In Wildermyth, you lead your (sometimes) merry band of adventurers through the usual caves, canyons, and forests. But also, through love, loss and slowly turning into crows. In the world of Wildermyth, it's best to expect the unexpected.
Wildermyth is a very good tactical RPG that pulls you in, and uses randomization to enhance, not compensate. Most flaws come down to personal taste, and being easy on the wallet for what scratches the tactical RPG itch so good means it is certainly worth the recommendation to anyone who loves the genre.
Random adventures, generated in Wildermyth, are great at the first glance. However, after some time events are starting to repeat themselves, while monotonous combat and exploration mechanics killing all replay value. The game is quite interesting to read, but boring to play.
Review in Russian | Read full review
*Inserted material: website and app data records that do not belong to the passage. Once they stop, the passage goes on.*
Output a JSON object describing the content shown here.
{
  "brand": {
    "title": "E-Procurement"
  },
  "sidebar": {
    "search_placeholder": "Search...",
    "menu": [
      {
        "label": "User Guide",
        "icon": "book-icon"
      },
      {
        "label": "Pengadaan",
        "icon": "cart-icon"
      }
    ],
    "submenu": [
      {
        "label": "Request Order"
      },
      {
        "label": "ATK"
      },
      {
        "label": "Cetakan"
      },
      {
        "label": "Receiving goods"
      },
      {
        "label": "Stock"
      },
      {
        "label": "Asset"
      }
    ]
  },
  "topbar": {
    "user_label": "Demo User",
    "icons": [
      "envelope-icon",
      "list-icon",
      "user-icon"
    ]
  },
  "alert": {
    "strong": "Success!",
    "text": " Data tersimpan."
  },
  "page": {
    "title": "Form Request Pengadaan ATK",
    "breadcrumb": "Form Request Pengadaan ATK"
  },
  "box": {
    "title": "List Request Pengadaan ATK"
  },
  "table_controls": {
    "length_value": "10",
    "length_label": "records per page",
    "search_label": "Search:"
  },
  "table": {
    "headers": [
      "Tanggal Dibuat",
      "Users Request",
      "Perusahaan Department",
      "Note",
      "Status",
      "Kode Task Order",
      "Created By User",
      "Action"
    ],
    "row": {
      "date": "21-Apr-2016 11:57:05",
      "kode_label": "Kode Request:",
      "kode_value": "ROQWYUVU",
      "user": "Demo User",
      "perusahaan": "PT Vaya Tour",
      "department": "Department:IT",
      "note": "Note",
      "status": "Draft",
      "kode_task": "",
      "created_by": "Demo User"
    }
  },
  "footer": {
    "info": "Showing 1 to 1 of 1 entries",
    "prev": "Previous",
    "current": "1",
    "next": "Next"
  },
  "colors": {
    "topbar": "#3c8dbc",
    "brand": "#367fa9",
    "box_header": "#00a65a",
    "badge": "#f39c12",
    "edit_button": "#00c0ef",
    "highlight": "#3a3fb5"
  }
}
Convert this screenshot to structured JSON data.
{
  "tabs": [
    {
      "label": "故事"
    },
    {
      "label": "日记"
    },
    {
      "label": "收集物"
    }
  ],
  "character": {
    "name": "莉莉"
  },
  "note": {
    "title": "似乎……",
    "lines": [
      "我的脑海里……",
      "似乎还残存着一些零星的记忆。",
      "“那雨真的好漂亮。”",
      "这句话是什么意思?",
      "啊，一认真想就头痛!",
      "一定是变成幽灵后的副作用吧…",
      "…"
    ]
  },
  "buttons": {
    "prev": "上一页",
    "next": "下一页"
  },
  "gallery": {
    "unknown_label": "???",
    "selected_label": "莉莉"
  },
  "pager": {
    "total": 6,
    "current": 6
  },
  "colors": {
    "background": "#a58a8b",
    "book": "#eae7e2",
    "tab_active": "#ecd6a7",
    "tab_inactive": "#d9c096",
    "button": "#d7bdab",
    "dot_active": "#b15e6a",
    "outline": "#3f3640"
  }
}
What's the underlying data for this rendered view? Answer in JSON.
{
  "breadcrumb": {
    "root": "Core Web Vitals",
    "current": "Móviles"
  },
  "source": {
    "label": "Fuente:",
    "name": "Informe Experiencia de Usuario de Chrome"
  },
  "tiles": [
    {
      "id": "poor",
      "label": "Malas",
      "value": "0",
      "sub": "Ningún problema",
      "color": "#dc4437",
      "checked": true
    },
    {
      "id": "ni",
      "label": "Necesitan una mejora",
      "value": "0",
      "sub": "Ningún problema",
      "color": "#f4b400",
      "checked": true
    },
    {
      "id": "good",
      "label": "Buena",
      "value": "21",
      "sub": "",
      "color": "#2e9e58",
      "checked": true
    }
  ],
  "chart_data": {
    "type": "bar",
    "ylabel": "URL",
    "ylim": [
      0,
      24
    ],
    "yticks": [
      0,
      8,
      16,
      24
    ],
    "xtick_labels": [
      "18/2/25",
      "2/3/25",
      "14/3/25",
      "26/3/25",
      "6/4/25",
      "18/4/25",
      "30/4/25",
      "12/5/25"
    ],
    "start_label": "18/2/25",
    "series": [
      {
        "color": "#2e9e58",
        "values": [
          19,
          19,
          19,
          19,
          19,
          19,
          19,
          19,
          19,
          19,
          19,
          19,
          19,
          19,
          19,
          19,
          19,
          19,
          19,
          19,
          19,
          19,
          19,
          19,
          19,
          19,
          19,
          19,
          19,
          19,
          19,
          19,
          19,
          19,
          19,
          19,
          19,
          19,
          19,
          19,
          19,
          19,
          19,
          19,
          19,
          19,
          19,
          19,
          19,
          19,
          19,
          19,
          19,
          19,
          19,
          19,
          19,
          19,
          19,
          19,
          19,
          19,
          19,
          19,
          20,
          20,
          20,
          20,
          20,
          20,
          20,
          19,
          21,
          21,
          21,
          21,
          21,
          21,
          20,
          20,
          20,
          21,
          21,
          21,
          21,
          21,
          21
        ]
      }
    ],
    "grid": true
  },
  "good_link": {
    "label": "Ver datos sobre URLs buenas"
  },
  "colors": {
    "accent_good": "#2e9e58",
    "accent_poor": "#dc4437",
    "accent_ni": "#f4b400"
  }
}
The game is a very fun roguelite tactical RPG that introduces some very creative choices, such as the entire Mythic class and transformations. With simple combat that does not get boring even after many sessions, replayability is very high.
Overall though Wildermyth was amazing. The visual presentations mixed in with a procedural storytelling that adapts to your characters choices as well as your newer characters that join up was just brilliant. Add in a very well done combat system and there’s more than enough here to keep anyone occupied for a good long time as no two playthroughs should be the same.
At first, I didn't think that Wildermyth was a game for me. But after one round of "just checking in" that ended in a session several hours long, I knew that this was a great tactical experience.
Review in German | Read full review
As you put the hours into Wildermyth, you craft fable after fable that is unique to you. You build up a legacy of heroes that can grow by picking them up in other campaigns. You bond to these characters because they can stay with you forever, even if their stories don’t always have a happy ending. Every path you watch them take feels special, and there’s always a new story to be told.
This is the ultimate “easy to learn, difficult to master” tRPG, being made up of a few basic stats that are easy to keep track of. That’s in addition to numerous more subtle mechanics that occur behind the scenes, and these can be safely ignored or manipulated for an even greater advantage over your opponents. Wildermyth‘s difficulty curve becomes incredibly uneven toward the end of its fourth campaign, however, and the fifth and final campaign’s difficulty arises primarily from a number of annoying mechanics that exist to waste your time. Still, Wildermyth is great. It feels like it’s one balancing patch away from becoming one of the best tRPGs on the market.